Round Table

The current debate in economic and political theory points to the cultural sector's model function for the neo-liberal, globalised economy. Creativity, mobility, flexibility, precarious living conditions, as well as project-based, fluid forms of production and organisation have - to an extent - always characterised the artist's living and working conditions. Therefore, it seems that current economic changes (privatisation and the downsizing of public sector institutions, reduced assistance for programme development) and the resulting commercialisation, meet less resistance in the cultural field than in other sectors of society. The ideal worker in post-industrial society therefore might be the artist.
This 'model worker', however, is more likely a woman than a man: in recent years, the cultural labour market has been expanding all over Europe, mainly because of more women working in these fields. Women occupy a distinctively larger proportion of such jobs/positions, which are flexible, provide less security, and lower net overall incomes. Women also do more voluntary work than men.

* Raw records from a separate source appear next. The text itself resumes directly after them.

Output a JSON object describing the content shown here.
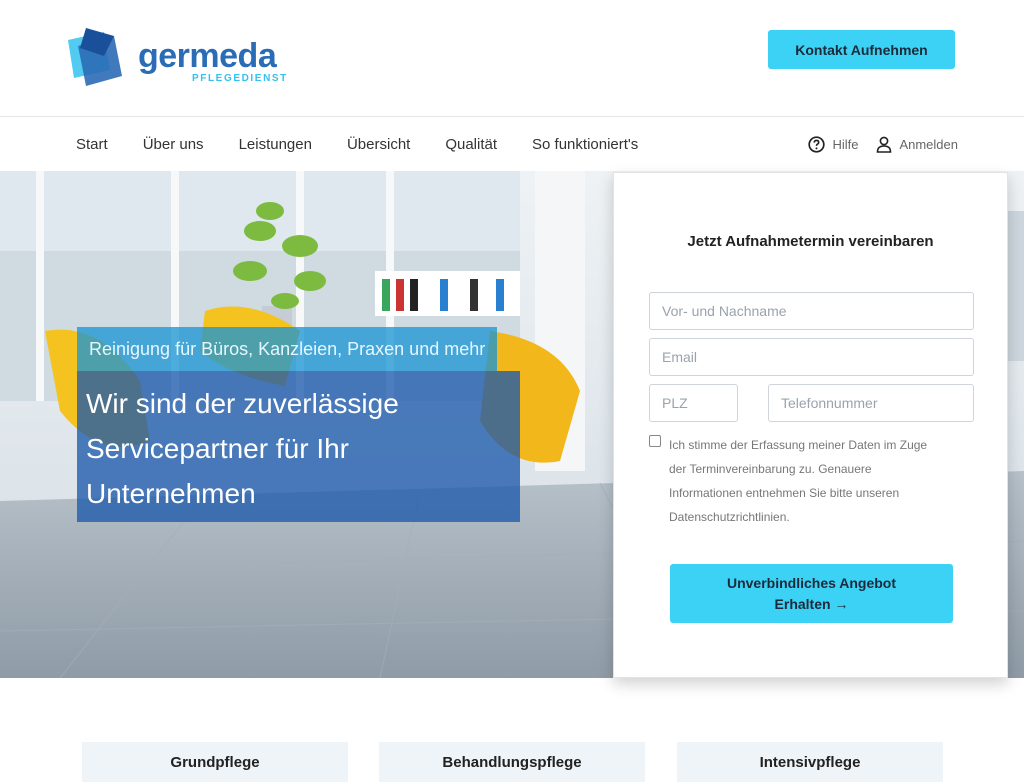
{
  "header": {
    "logo": {
      "name": "germeda",
      "subtitle": "PFLEGEDIENST"
    },
    "contact_button": "Kontakt Aufnehmen"
  },
  "nav": {
    "items": [
      {
        "label": "Start"
      },
      {
        "label": "Über uns"
      },
      {
        "label": "Leistungen"
      },
      {
        "label": "Übersicht"
      },
      {
        "label": "Qualität"
      },
      {
        "label": "So funktioniert's"
      }
    ],
    "help": {
      "label": "Hilfe",
      "icon": "question-circle-icon"
    },
    "login": {
      "label": "Anmelden",
      "icon": "user-icon"
    }
  },
  "hero": {
    "tagline": "Reinigung für Büros, Kanzleien, Praxen und mehr",
    "headline": [
      "Wir sind der zuverlässige",
      "Servicepartner für Ihr",
      "Unternehmen"
    ]
  },
  "form": {
    "title": "Jetzt Aufnahmetermin vereinbaren",
    "name_placeholder": "Vor- und Nachname",
    "email_placeholder": "Email",
    "plz_placeholder": "PLZ",
    "phone_placeholder": "Telefonnummer",
    "consent_lines": [
      "Ich stimme der Erfassung meiner Daten im Zuge",
      "der Terminvereinbarung zu. Genauere",
      "Informationen entnehmen Sie bitte unseren",
      "Datenschutzrichtlinien."
    ],
    "consent_checked": false,
    "submit_line1": "Unverbindliches Angebot",
    "submit_line2": "Erhalten →"
  },
  "services": [
    {
      "label": "Grundpflege"
    },
    {
      "label": "Behandlungspflege"
    },
    {
      "label": "Intensivpflege"
    }
  ],
  "colors": {
    "brand_blue": "#2b6cb6",
    "accent_cyan": "#3cd2f5",
    "hero_tag_bg": "#1e96d2",
    "hero_title_bg": "#1e5aaa"
  }
}
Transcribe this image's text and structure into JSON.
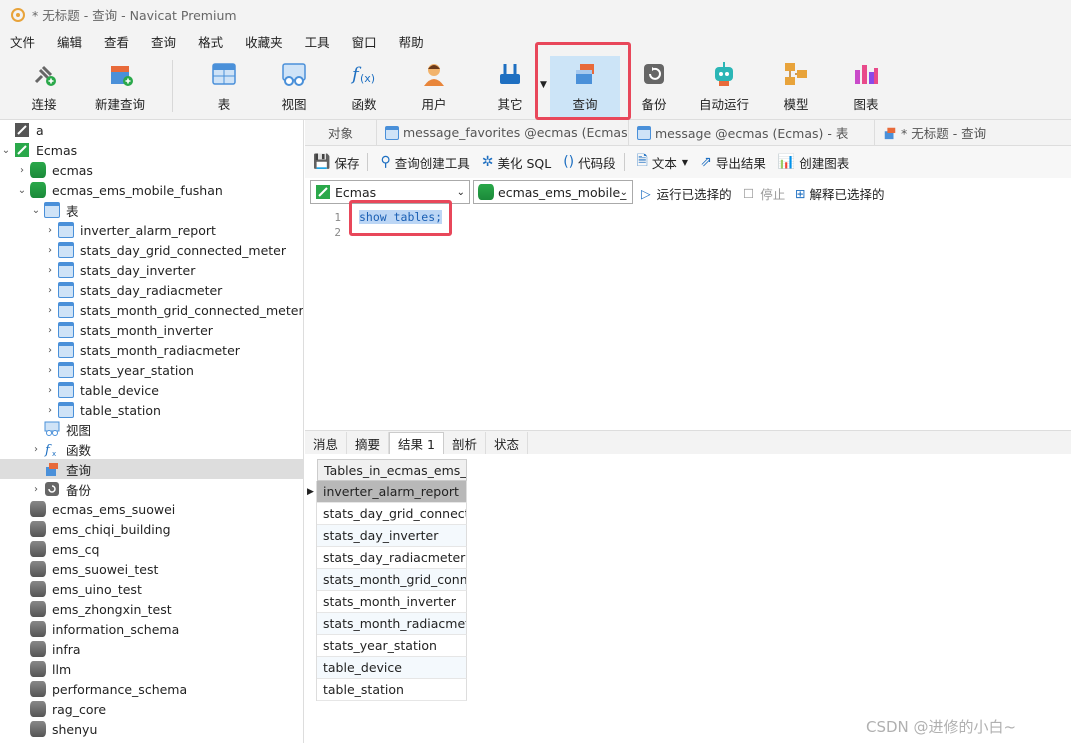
{
  "window": {
    "title": "* 无标题 - 查询 - Navicat Premium"
  },
  "menu": [
    "文件",
    "编辑",
    "查看",
    "查询",
    "格式",
    "收藏夹",
    "工具",
    "窗口",
    "帮助"
  ],
  "toolbar": {
    "connect": "连接",
    "new_query": "新建查询",
    "table": "表",
    "view": "视图",
    "function": "函数",
    "user": "用户",
    "other": "其它",
    "query": "查询",
    "backup": "备份",
    "automation": "自动运行",
    "model": "模型",
    "chart": "图表"
  },
  "sidebar": {
    "conn_a": "a",
    "conn_ecmas": "Ecmas",
    "db_ecmas": "ecmas",
    "db_fushan": "ecmas_ems_mobile_fushan",
    "tables_label": "表",
    "tables": [
      "inverter_alarm_report",
      "stats_day_grid_connected_meter",
      "stats_day_inverter",
      "stats_day_radiacmeter",
      "stats_month_grid_connected_meter",
      "stats_month_inverter",
      "stats_month_radiacmeter",
      "stats_year_station",
      "table_device",
      "table_station"
    ],
    "views_label": "视图",
    "functions_label": "函数",
    "queries_label": "查询",
    "backups_label": "备份",
    "other_dbs": [
      "ecmas_ems_suowei",
      "ems_chiqi_building",
      "ems_cq",
      "ems_suowei_test",
      "ems_uino_test",
      "ems_zhongxin_test",
      "information_schema",
      "infra",
      "llm",
      "performance_schema",
      "rag_core",
      "shenyu"
    ]
  },
  "tabs": {
    "objects": "对象",
    "t1": "message_favorites @ecmas (Ecmas) ...",
    "t2": "message @ecmas (Ecmas) - 表",
    "t3": "* 无标题 - 查询"
  },
  "qtoolbar": {
    "save": "保存",
    "builder": "查询创建工具",
    "beautify": "美化 SQL",
    "snippet": "代码段",
    "text": "文本",
    "export": "导出结果",
    "create_chart": "创建图表",
    "run_selected": "运行已选择的",
    "stop": "停止",
    "explain": "解释已选择的"
  },
  "selectors": {
    "connection": "Ecmas",
    "database": "ecmas_ems_mobile_"
  },
  "editor": {
    "line1": "1",
    "line2": "2",
    "code": "show tables;"
  },
  "result_tabs": {
    "message": "消息",
    "summary": "摘要",
    "result1": "结果 1",
    "profile": "剖析",
    "status": "状态"
  },
  "result": {
    "header": "Tables_in_ecmas_ems_m",
    "rows": [
      "inverter_alarm_report",
      "stats_day_grid_connecte",
      "stats_day_inverter",
      "stats_day_radiacmeter",
      "stats_month_grid_conne",
      "stats_month_inverter",
      "stats_month_radiacmete",
      "stats_year_station",
      "table_device",
      "table_station"
    ]
  },
  "watermark": "CSDN @进修的小白~"
}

The resulting questions would be: how do we, as (women) artists, producers and organisers, deal with this shift in the meaning of creativity "from a liberation program to an employment profile" (Marion von Osten, How do we continue to produce in creative and flexible conditions, without advocating the neo-liberal system? Which are the best strategies for promoting and enabling a diversity of non-mainstream artistic expression in an increasingly commercialised cultural environment? How do we see the future of cultural work, and critical cultural practices in the context of 'festivalisation' of culture, and declining support for independent, politicised cultural projects, which advocate access and the visibility of women and ethnic/racialised minorities in Europe?

On the occasion of its 10th anniversary, the City of Women has invited producers, artists, curators and authors, engaged in likeminded projects, to create or curate a part of the festival programme and/or to reflect on the future strategies of critical cultural production.
Bettina Knaup

Katy Deepwell (GB), editor of the feminist art journal n.paradoxa and Head of Research Training, University of the Arts, London
Eleni Laperi (Albania), coordinator of Lindart, Cultural Centre of Women Artists of Albania
Suzana Milevska (Macedonia), curator and art and visual culture theorist, Museum of the City of Skopje
Nirmal Puwar (GB), Goldsmith College, London; Member of Feminist Review editorial collective
Laurence Rassel (Belgium), director of Constant vzw and coordinator of the Digitales art and training program on women and new technologies
Karen Wong (Canada), curator and coordinator of HTMlles, an international women's media arts festival, Montreal, Canada

Organisation: City of Women
In collaboration with: Office for Equal Opportunities, Cankarjev dom


Date and time of event: 
Oct 04th
Place of event: 
Cankarjev dom